Nearly two -thirds of the metro areas with the nation’s highest child poverty rates were in the South and accounted for about a quarter of all the South’s metro areas.

High-poverty metro areas were disproportionately represented in the South. In contrast, nearly 40% of metro areas with the lowest poverty rates were in the West.

Poverty rate: Population 65 and over

In 2022, the national poverty rate of people age 65 and over was 10.9%, significantly lower than the national and the child poverty rates but up from 10.3% in 2021, marking the second year in a row that this group’s poverty rates increased.

There were geographic variations from 7.5% to 15.9% in these poverty rates but they were not as pronounced as for the child poverty rate (Figure 4).

Eight states in the South and the District of Columbia had poverty rates of 11.5% or more. No other region had more than three states with such high poverty rates among the 65-plus population.

State poverty rates for oldest age group:

Among the lowest: Utah (7.5%) Delaware (7.7%), Vermont (7.9%), New Hampshire (7.9%), and Colorado (8.0%). (These estimates are not significantly different from one another.)

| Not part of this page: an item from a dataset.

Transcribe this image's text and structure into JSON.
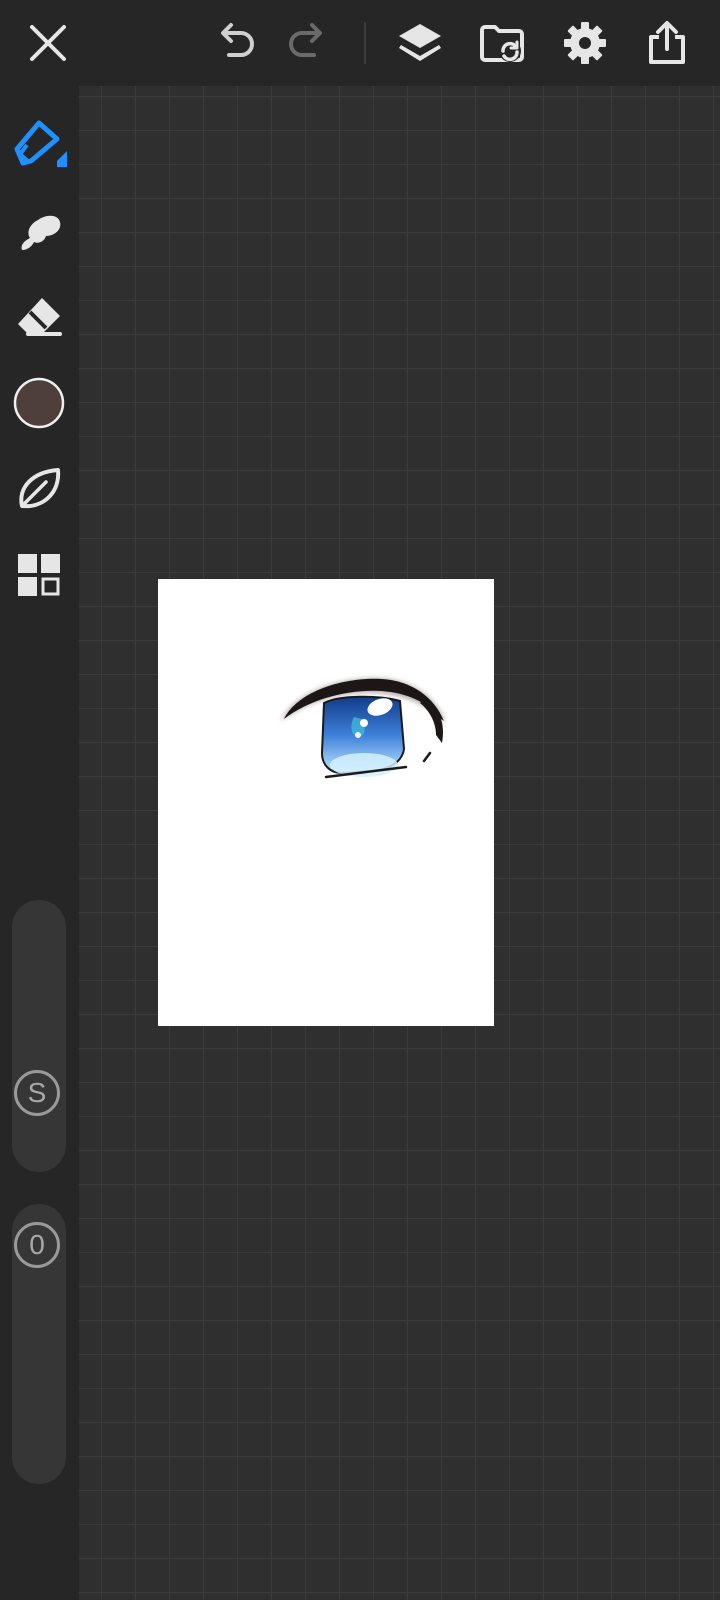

Among the highest were the District of Columbia (15.9%), Louisiana (14.8%) and Mississippi (14.7%). (These estimates are not significantly different from one another.)
In metro areas, older population poverty rates ranged from 3.4% to 25.7% (Figure 5).

In 2022, most of the nation’s 63 metro areas with older population poverty rates of 13.0% or higher were in the South (42) or the West (14). More than a quarter of all the South’s metro areas fell into the two highest poverty categories compared to just 3.2% of those in the Midwest.

Poverty rates among those age 65-plus rose in 44 metro areas and fell in 11 metros from 2021 to 2022.

Additional poverty data from the 2022 release and links to poverty estimates from other surveys (such as the Current Population Survey Annual Social and Economic Supplement and the Survey of Income and Program Participation) are available on this topics page.

Craig Benson is a survey statistician in the Census Bureau’s Poverty Statistics Branch.

This post was originally published on 3rd party site mentioned in the title of this page

Similar Posts